Application materials: The Marshall application requires the candidate to write several essays and upload transcripts from all college-level work. Application components and instructions are described in detail on the Marshall Application page.
Content: Please comment on the candidate's general fitness for the course of study proposed, particularly in upper-level coursework, and the suitability of the university chosen (why their studies and proposed career would be best served by being at a British university). Observations about the candidate's general character as well as academic standing and ability will be of great value to the selection authorities in deciding which candidates should be invited for an interview at the Regional Centre. The Selectors look for candidates who have the potential to excel as scholars, as leaders and as contributors to improved UK-US understanding and base their selection on the candidate's academic merit, leadership potential and ambassadorial potential. Preference is given to candidates who combine high academic ability with the capacity to play an active part in the life of the United Kingdom university to which they go, and who display potential to make a significant contribution to their own society. As you craft your letter, you may find helpful our suggestions for writers of recommendation letters.
Format and submission: Please submit your letter by August 27, 2021, so that the Committee on Student Fellowships can review it along with the candidate's other application materials. Your letter provides information critical to their endorsement decision. Letters have a 1,000 word limit and are submitted by copying and pasting into an online portal. Recommenders will recieve an email invitation from the Marshall Scholarship Embark Application system providing a link and instructions for submitting the letter.
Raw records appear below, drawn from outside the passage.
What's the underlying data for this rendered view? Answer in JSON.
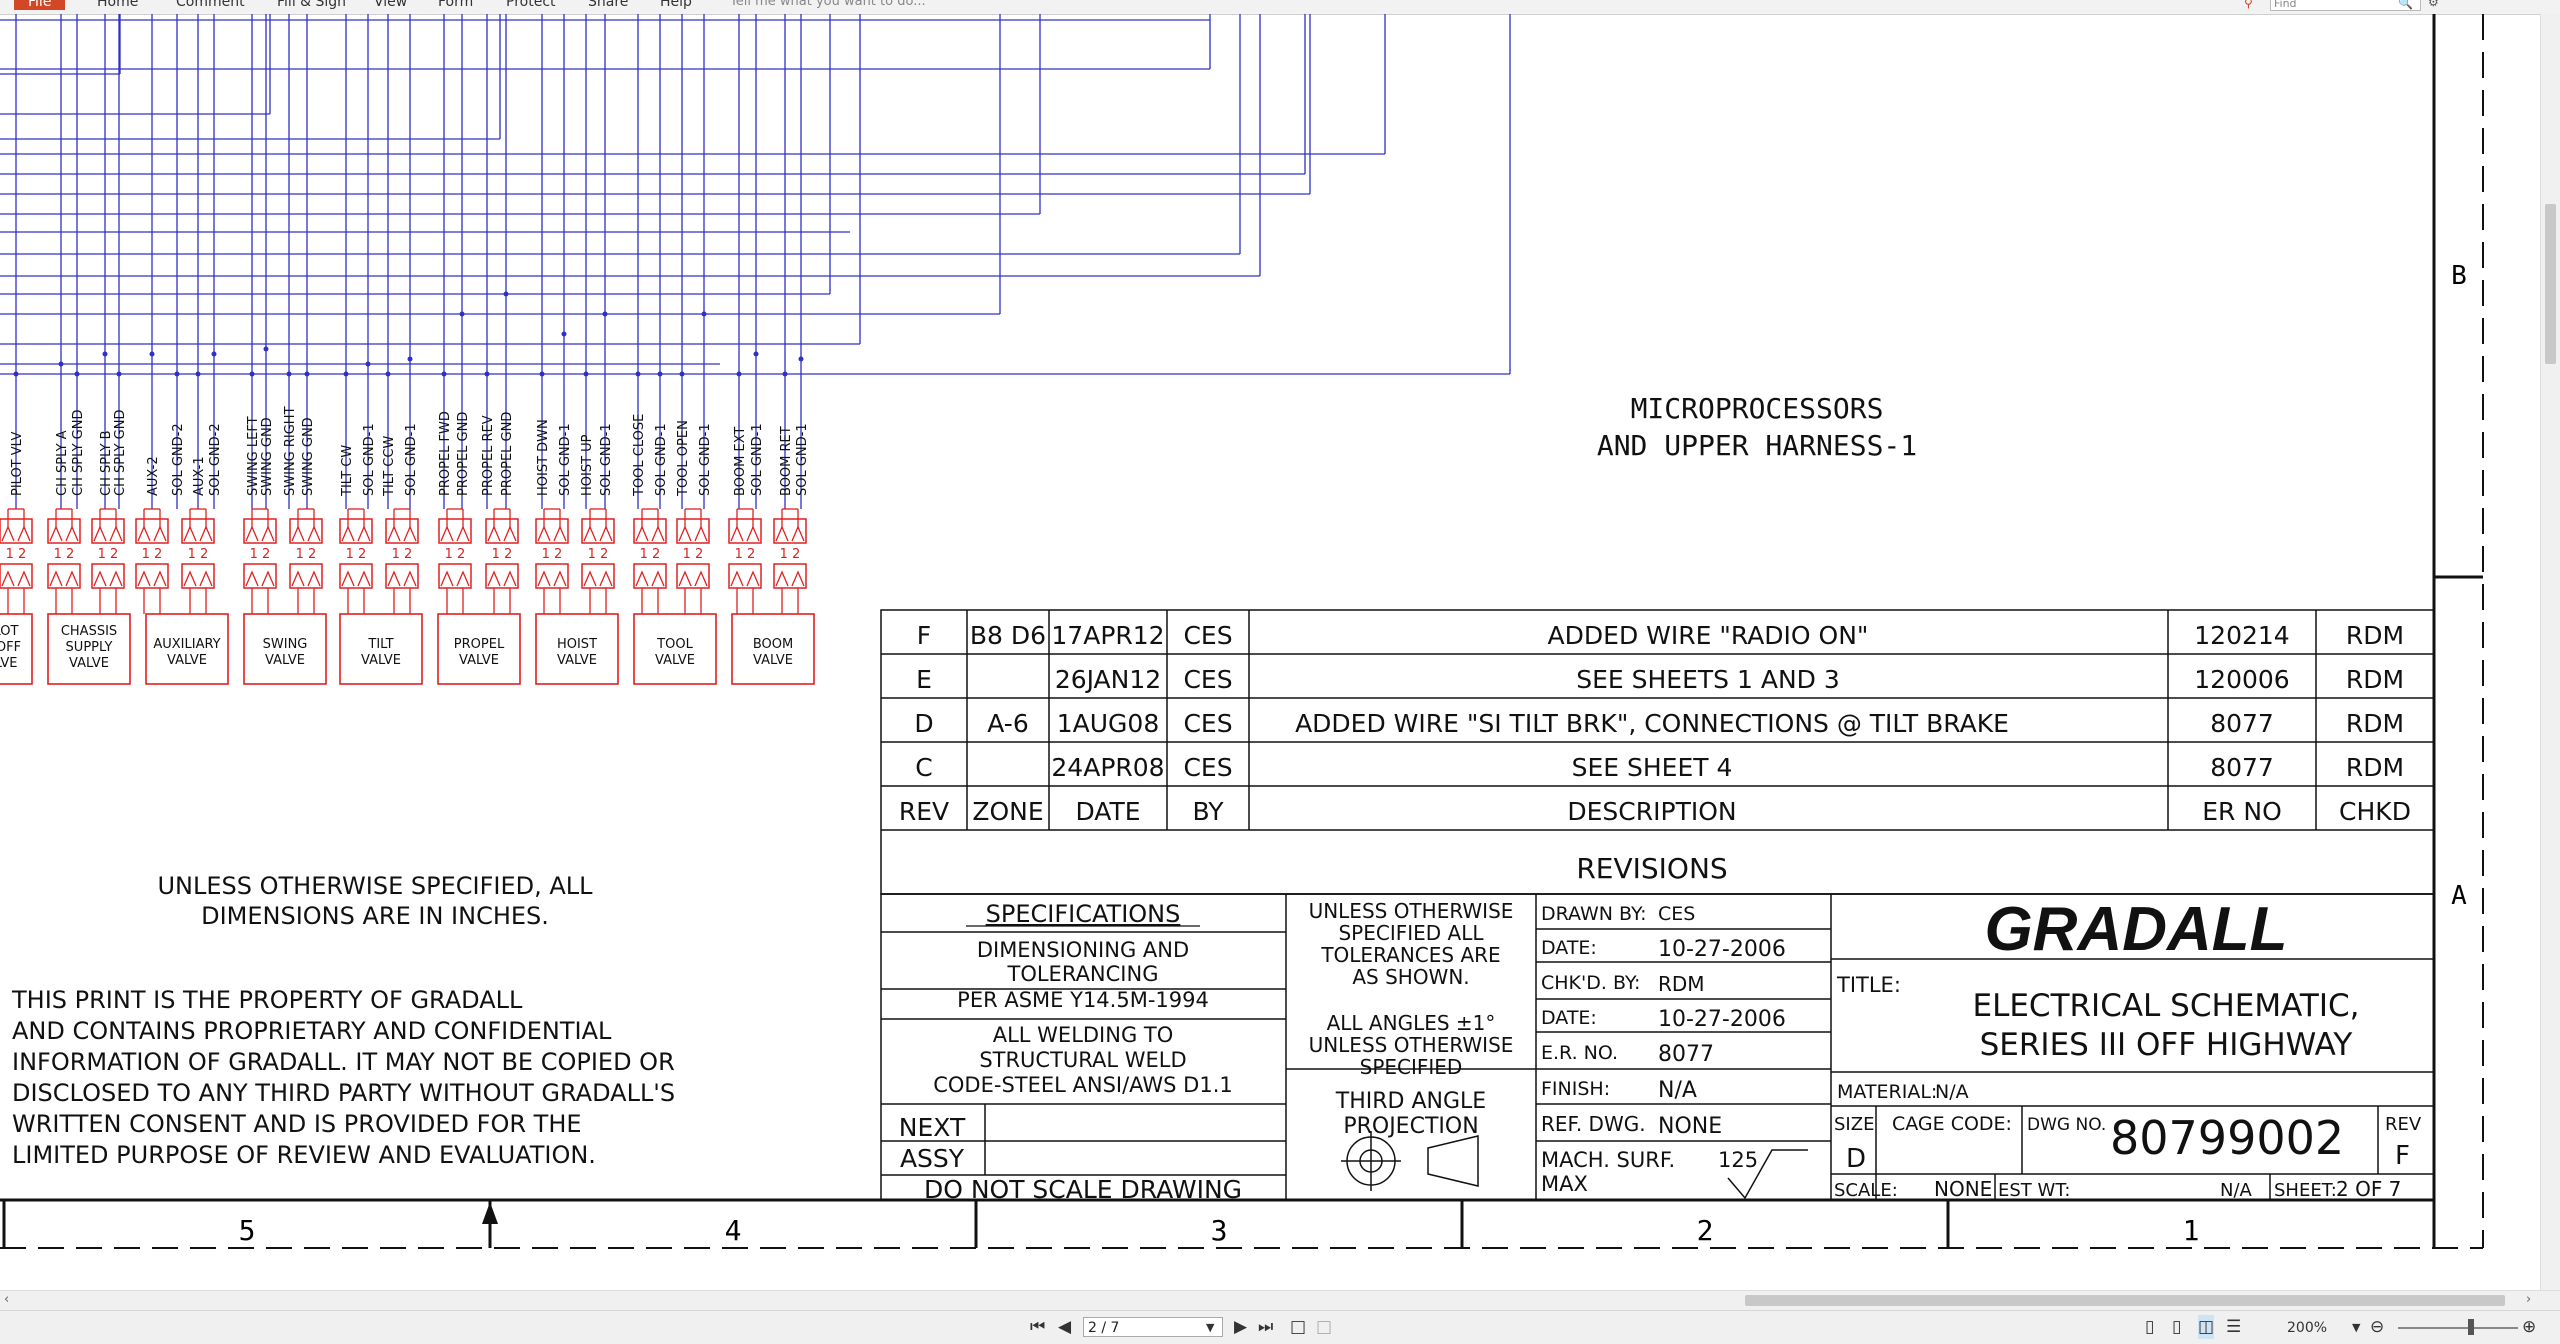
{
  "menu": {
    "items": [
      "File",
      "Home",
      "Comment",
      "Fill & Sign",
      "View",
      "Form",
      "Protect",
      "Share",
      "Help"
    ],
    "active": "File",
    "tell_me": "Tell me what you want to do...",
    "find_placeholder": "Find"
  },
  "wire_labels": [
    "PILOT VLV",
    "CH SPLY A",
    "CH SPLY GND",
    "CH SPLY B",
    "CH SPLY GND",
    "AUX-2",
    "SOL GND-2",
    "AUX-1",
    "SOL GND-2",
    "SWING LEFT",
    "SWING GND",
    "SWING RIGHT",
    "SWING GND",
    "TILT CW",
    "SOL GND-1",
    "TILT CCW",
    "SOL GND-1",
    "PROPEL FWD",
    "PROPEL GND",
    "PROPEL REV",
    "PROPEL GND",
    "HOIST DWN",
    "SOL GND-1",
    "HOIST UP",
    "SOL GND-1",
    "TOOL CLOSE",
    "SOL GND-1",
    "TOOL OPEN",
    "SOL GND-1",
    "BOOM EXT",
    "SOL GND-1",
    "BOOM RET",
    "SOL GND-1"
  ],
  "pin_label": "1 2",
  "valves": [
    {
      "line1": "LOT",
      "line2": "-OFF",
      "line3": "LVE"
    },
    {
      "line1": "CHASSIS",
      "line2": "SUPPLY",
      "line3": "VALVE"
    },
    {
      "line1": "AUXILIARY",
      "line2": "VALVE",
      "line3": ""
    },
    {
      "line1": "SWING",
      "line2": "VALVE",
      "line3": ""
    },
    {
      "line1": "TILT",
      "line2": "VALVE",
      "line3": ""
    },
    {
      "line1": "PROPEL",
      "line2": "VALVE",
      "line3": ""
    },
    {
      "line1": "HOIST",
      "line2": "VALVE",
      "line3": ""
    },
    {
      "line1": "TOOL",
      "line2": "VALVE",
      "line3": ""
    },
    {
      "line1": "BOOM",
      "line2": "VALVE",
      "line3": ""
    }
  ],
  "sheet_title": {
    "line1": "MICROPROCESSORS",
    "line2": "AND UPPER HARNESS-1"
  },
  "zones_right": {
    "b": "B",
    "a": "A"
  },
  "zones_bottom": [
    "5",
    "4",
    "3",
    "2",
    "1"
  ],
  "revisions": {
    "rows": [
      {
        "rev": "F",
        "zone": "B8 D6",
        "date": "17APR12",
        "by": "CES",
        "desc": "ADDED WIRE \"RADIO ON\"",
        "er": "120214",
        "chkd": "RDM"
      },
      {
        "rev": "E",
        "zone": "",
        "date": "26JAN12",
        "by": "CES",
        "desc": "SEE SHEETS 1 AND 3",
        "er": "120006",
        "chkd": "RDM"
      },
      {
        "rev": "D",
        "zone": "A-6",
        "date": "1AUG08",
        "by": "CES",
        "desc": "ADDED WIRE \"SI TILT BRK\", CONNECTIONS @ TILT BRAKE",
        "er": "8077",
        "chkd": "RDM"
      },
      {
        "rev": "C",
        "zone": "",
        "date": "24APR08",
        "by": "CES",
        "desc": "SEE SHEET 4",
        "er": "8077",
        "chkd": "RDM"
      }
    ],
    "headers": {
      "rev": "REV",
      "zone": "ZONE",
      "date": "DATE",
      "by": "BY",
      "desc": "DESCRIPTION",
      "er": "ER NO",
      "chkd": "CHKD"
    },
    "title": "REVISIONS"
  },
  "notes": {
    "dims_line1": "UNLESS OTHERWISE SPECIFIED, ALL",
    "dims_line2": "DIMENSIONS ARE IN INCHES.",
    "prop_lines": [
      "THIS PRINT IS THE PROPERTY OF GRADALL",
      "AND CONTAINS PROPRIETARY AND CONFIDENTIAL",
      "INFORMATION OF GRADALL. IT MAY NOT BE COPIED OR",
      "DISCLOSED TO ANY THIRD PARTY WITHOUT GRADALL'S",
      "WRITTEN CONSENT AND IS PROVIDED FOR THE",
      "LIMITED PURPOSE OF REVIEW AND EVALUATION."
    ]
  },
  "specs": {
    "title": "SPECIFICATIONS",
    "l1": "DIMENSIONING AND",
    "l2": "TOLERANCING",
    "l3": "PER ASME Y14.5M-1994",
    "l4": "ALL WELDING TO",
    "l5": "STRUCTURAL WELD",
    "l6": "CODE-STEEL ANSI/AWS D1.1",
    "next": "NEXT",
    "assy": "ASSY",
    "noscale": "DO NOT SCALE DRAWING"
  },
  "tolerance": {
    "l1": "UNLESS OTHERWISE",
    "l2": "SPECIFIED ALL",
    "l3": "TOLERANCES ARE",
    "l4": "AS SHOWN.",
    "l5": "ALL ANGLES ±1°",
    "l6": "UNLESS OTHERWISE",
    "l7": "SPECIFIED",
    "proj1": "THIRD ANGLE",
    "proj2": "PROJECTION"
  },
  "drawn": {
    "drawn_by_label": "DRAWN BY:",
    "drawn_by": "CES",
    "date_label": "DATE:",
    "date1": "10-27-2006",
    "chkd_label": "CHK'D. BY:",
    "chkd_by": "RDM",
    "date2": "10-27-2006",
    "er_label": "E.R. NO.",
    "er": "8077",
    "finish_label": "FINISH:",
    "finish": "N/A",
    "ref_label": "REF. DWG.",
    "ref": "NONE",
    "mach_label": "MACH. SURF.",
    "mach_max": "MAX",
    "mach_val": "125"
  },
  "titleblock": {
    "logo": "GRADALL",
    "title_label": "TITLE:",
    "title1": "ELECTRICAL SCHEMATIC,",
    "title2": "SERIES III OFF HIGHWAY",
    "material_label": "MATERIAL:",
    "material": "N/A",
    "size_label": "SIZE",
    "size": "D",
    "cage_label": "CAGE CODE:",
    "dwg_label": "DWG NO.",
    "dwg": "80799002",
    "rev_label": "REV",
    "rev": "F",
    "scale_label": "SCALE:",
    "scale": "NONE",
    "wt_label": "EST WT:",
    "wt": "N/A",
    "sheet_label": "SHEET:",
    "sheet": "2 OF 7"
  },
  "status": {
    "page": "2 / 7",
    "zoom": "200%"
  },
  "colors": {
    "wire": "#3030c8",
    "connector": "#e02020",
    "accent": "#d24726"
  }
}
Alternatively, you can send your letter as a Word doc to Christine Overstreet and she can copy and paste the letter into the portal on your behalf. Please address your letter to the Marshall Scholarship Selection Committee. If a candidate is selected as a Scholar by the Marshall Commission, you will be sent a second email with a pdf of your letter attached. If this occurs, Marshall will ask you to print your letter on institutional letterhead, sign it by hand in ink, and mail it to the address provided. (Therefore, please save your original copy on a Word document so that you can easily print it onto letterhead should the applicant be offered the scholarship.) Information for recommenders on the Marshall website.
Foundation website: http://www.marshallscholarship.org/
Deadlines: see application timelines
Christine Overstreet, Director of Fellowships
212 Converse Hall, 413-542-2536, firstname.lastname@example.org
Eric Myers, Associate Director, Fellowships
Mailing address: Office of Fellowships, Amherst College, Amherst, MA 01002
Amherst College Marshall Winners & Finalists
Amherst's most recent Marshall Scholar is Dakota Foster '18 in 2017. Conor Clarke '08 was a Marshall winner; recent finalists include Emily Isko '18, Jacob Witten ’14, Dylan Vasey ’14, Kyra Ellis-Moore ’15, Ned Kleiner '16, Siraj Sindhu '17, and Dustin Tran '18. Jeremy Thomas '21 was selected but declined it to accept a Rhodes Scholarship.